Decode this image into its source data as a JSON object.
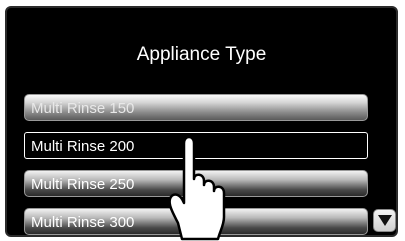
{
  "screen": {
    "title": "Appliance Type"
  },
  "list": {
    "items": [
      {
        "label": "Multi Rinse 150"
      },
      {
        "label": "Multi Rinse 200"
      },
      {
        "label": "Multi Rinse 250"
      },
      {
        "label": "Multi Rinse 300"
      }
    ],
    "selected_index": 1
  },
  "icons": {
    "scroll_down": "triangle-down-icon",
    "pointer": "hand-pointer-icon"
  },
  "colors": {
    "screen_bg": "#000000",
    "text": "#ffffff",
    "item_top": "#f2f2f2",
    "item_bottom": "#2a2a2a"
  }
}
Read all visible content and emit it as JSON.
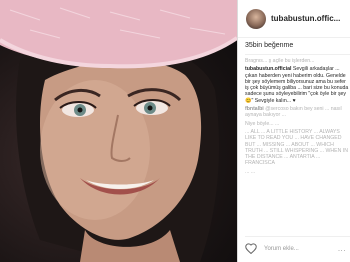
{
  "post": {
    "username": "tubabustun.offic...",
    "likes": "35bin beğenme",
    "caption_user": "tubabustun.official",
    "caption_text": "Sevgili arkadaşlar ... çıkan haberden yeni haberim oldu. Genelde bir şey söylemem biliyorsunuz ama bu sefer iş çok büyümüş galiba ... bari size bu konuda sadece şunu söyleyebilirim \"çok öyle bir şey😊\" Sevgiyle kalın... ♥",
    "top_comment": "Bragnıs... ş açile bu işlerden..."
  },
  "comments": [
    {
      "user": "fbntalbi",
      "text": "@sercoso bakın bey seni ... nasıl aynaya bakıyor ..."
    },
    {
      "user": "",
      "text": "Niye böyle... ..."
    },
    {
      "user": "",
      "text": "... ALL ... A LITTLE HISTORY ... ALWAYS LIKE TO READ YOU ... HAVE CHANGED BUT ... MISSING ... ABOUT ... WHICH TRUTH ... STILL WHISPERING ... WHEN IN THE DISTANCE ... ANTARTIA ... FRANCISCA"
    },
    {
      "user": "",
      "text": "... ..."
    }
  ],
  "actions": {
    "comment_placeholder": "Yorum ekle...",
    "more": "..."
  }
}
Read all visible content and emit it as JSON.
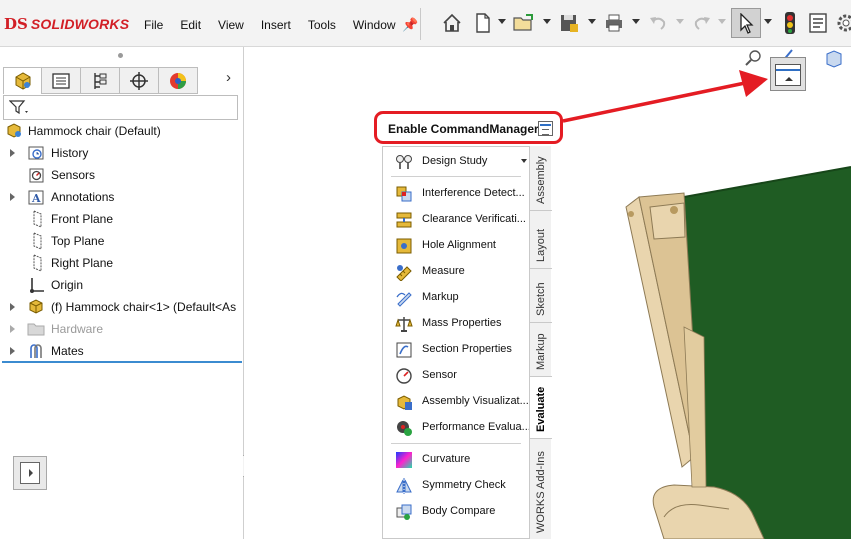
{
  "app": {
    "logo_prefix": "DS",
    "logo_text": "SOLIDWORKS"
  },
  "menu": {
    "items": [
      "File",
      "Edit",
      "View",
      "Insert",
      "Tools",
      "Window"
    ]
  },
  "toolbar": {
    "icons": [
      "home-icon",
      "new-document-icon",
      "open-icon",
      "save-icon",
      "print-icon",
      "undo-icon",
      "redo-icon",
      "select-icon",
      "rebuild-icon",
      "file-properties-icon",
      "options-icon"
    ]
  },
  "tree": {
    "root": "Hammock chair  (Default)",
    "items": [
      {
        "label": "History",
        "icon": "history-icon",
        "expandable": true
      },
      {
        "label": "Sensors",
        "icon": "sensors-icon",
        "expandable": false
      },
      {
        "label": "Annotations",
        "icon": "annotations-icon",
        "expandable": true
      },
      {
        "label": "Front Plane",
        "icon": "plane-icon",
        "expandable": false
      },
      {
        "label": "Top Plane",
        "icon": "plane-icon",
        "expandable": false
      },
      {
        "label": "Right Plane",
        "icon": "plane-icon",
        "expandable": false
      },
      {
        "label": "Origin",
        "icon": "origin-icon",
        "expandable": false
      },
      {
        "label": "(f) Hammock chair<1> (Default<As",
        "icon": "part-icon",
        "expandable": true
      },
      {
        "label": "Hardware",
        "icon": "folder-icon",
        "expandable": true,
        "greyed": true
      },
      {
        "label": "Mates",
        "icon": "mates-icon",
        "expandable": true
      }
    ]
  },
  "commandmanager": {
    "title": "Enable CommandManager",
    "items": [
      {
        "label": "Design Study",
        "icon": "design-study-icon"
      },
      {
        "label": "Interference Detect...",
        "icon": "interference-icon"
      },
      {
        "label": "Clearance Verificati...",
        "icon": "clearance-icon"
      },
      {
        "label": "Hole Alignment",
        "icon": "hole-alignment-icon"
      },
      {
        "label": "Measure",
        "icon": "measure-icon"
      },
      {
        "label": "Markup",
        "icon": "markup-icon"
      },
      {
        "label": "Mass Properties",
        "icon": "mass-properties-icon"
      },
      {
        "label": "Section Properties",
        "icon": "section-properties-icon"
      },
      {
        "label": "Sensor",
        "icon": "sensor-icon"
      },
      {
        "label": "Assembly Visualizat...",
        "icon": "assembly-visualization-icon"
      },
      {
        "label": "Performance Evalua...",
        "icon": "performance-icon"
      },
      {
        "label": "Curvature",
        "icon": "curvature-icon"
      },
      {
        "label": "Symmetry Check",
        "icon": "symmetry-icon"
      },
      {
        "label": "Body Compare",
        "icon": "body-compare-icon"
      }
    ],
    "tabs": [
      "Assembly",
      "Layout",
      "Sketch",
      "Markup",
      "Evaluate",
      "WORKS Add-Ins"
    ],
    "active_tab": "Evaluate"
  },
  "colors": {
    "accent_red": "#e41c23",
    "tree_line": "#3b8bd0",
    "fabric": "#1f5c23",
    "wood": "#e9d5ae"
  }
}
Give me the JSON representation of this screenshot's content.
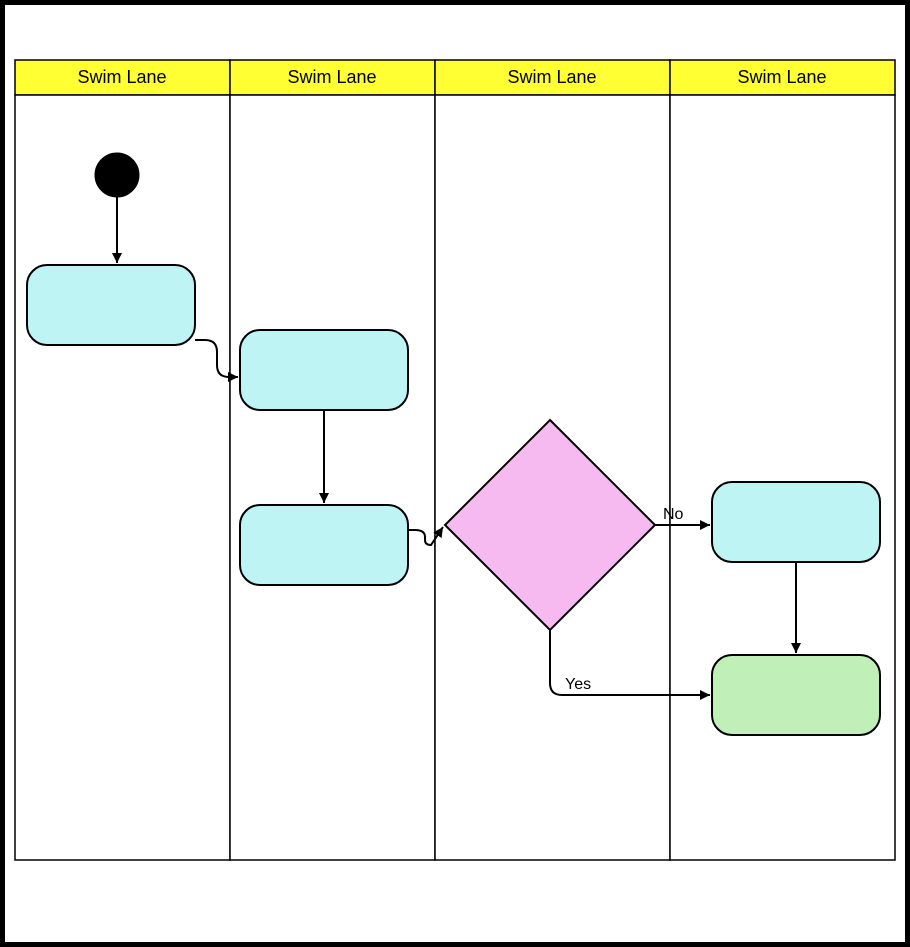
{
  "lanes": [
    {
      "label": "Swim Lane"
    },
    {
      "label": "Swim Lane"
    },
    {
      "label": "Swim Lane"
    },
    {
      "label": "Swim Lane"
    }
  ],
  "edges": {
    "no_label": "No",
    "yes_label": "Yes"
  }
}
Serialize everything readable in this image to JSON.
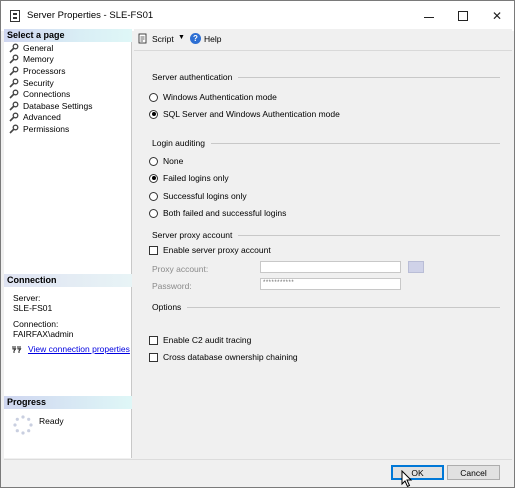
{
  "window": {
    "title": "Server Properties - SLE-FS01"
  },
  "left": {
    "select_page_header": "Select a page",
    "pages": [
      "General",
      "Memory",
      "Processors",
      "Security",
      "Connections",
      "Database Settings",
      "Advanced",
      "Permissions"
    ],
    "connection_header": "Connection",
    "server_label": "Server:",
    "server_value": "SLE-FS01",
    "connection_label": "Connection:",
    "connection_value": "FAIRFAX\\admin",
    "view_connection_link": "View connection properties",
    "progress_header": "Progress",
    "progress_status": "Ready"
  },
  "toolbar": {
    "script_label": "Script",
    "help_label": "Help"
  },
  "server_auth": {
    "label": "Server authentication",
    "options": [
      "Windows Authentication mode",
      "SQL Server and Windows Authentication mode"
    ],
    "selected_index": 1
  },
  "login_auditing": {
    "label": "Login auditing",
    "options": [
      "None",
      "Failed logins only",
      "Successful logins only",
      "Both failed and successful logins"
    ],
    "selected_index": 1
  },
  "proxy": {
    "label": "Server proxy account",
    "enable_label": "Enable server proxy account",
    "account_label": "Proxy account:",
    "account_value": "",
    "password_label": "Password:",
    "password_value": "***********"
  },
  "options": {
    "label": "Options",
    "c2_label": "Enable C2 audit tracing",
    "chaining_label": "Cross database ownership chaining"
  },
  "buttons": {
    "ok": "OK",
    "cancel": "Cancel"
  },
  "colors": {
    "link": "#0000e0",
    "ok_border": "#0078d7",
    "header_gradient_start": "#cfd6f0",
    "header_gradient_end": "#dff7f7"
  }
}
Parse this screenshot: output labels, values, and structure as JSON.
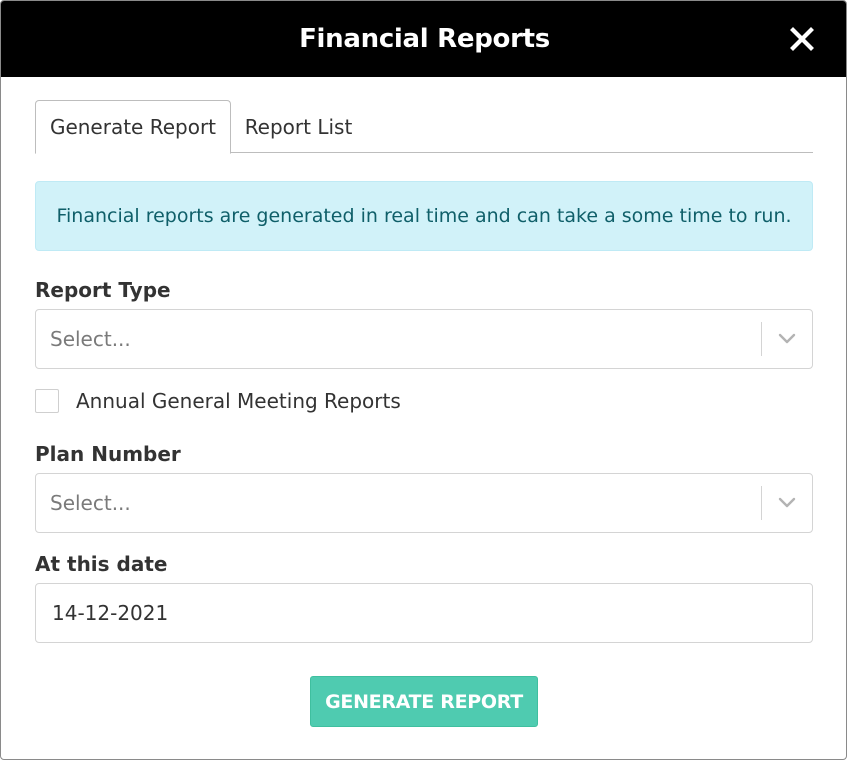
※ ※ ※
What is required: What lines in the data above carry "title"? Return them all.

Solution to this exercise:
    "title": "Appliance Type"
    "title": "Enable CommandManager",
    "title": "Server Properties - SLE-FS01"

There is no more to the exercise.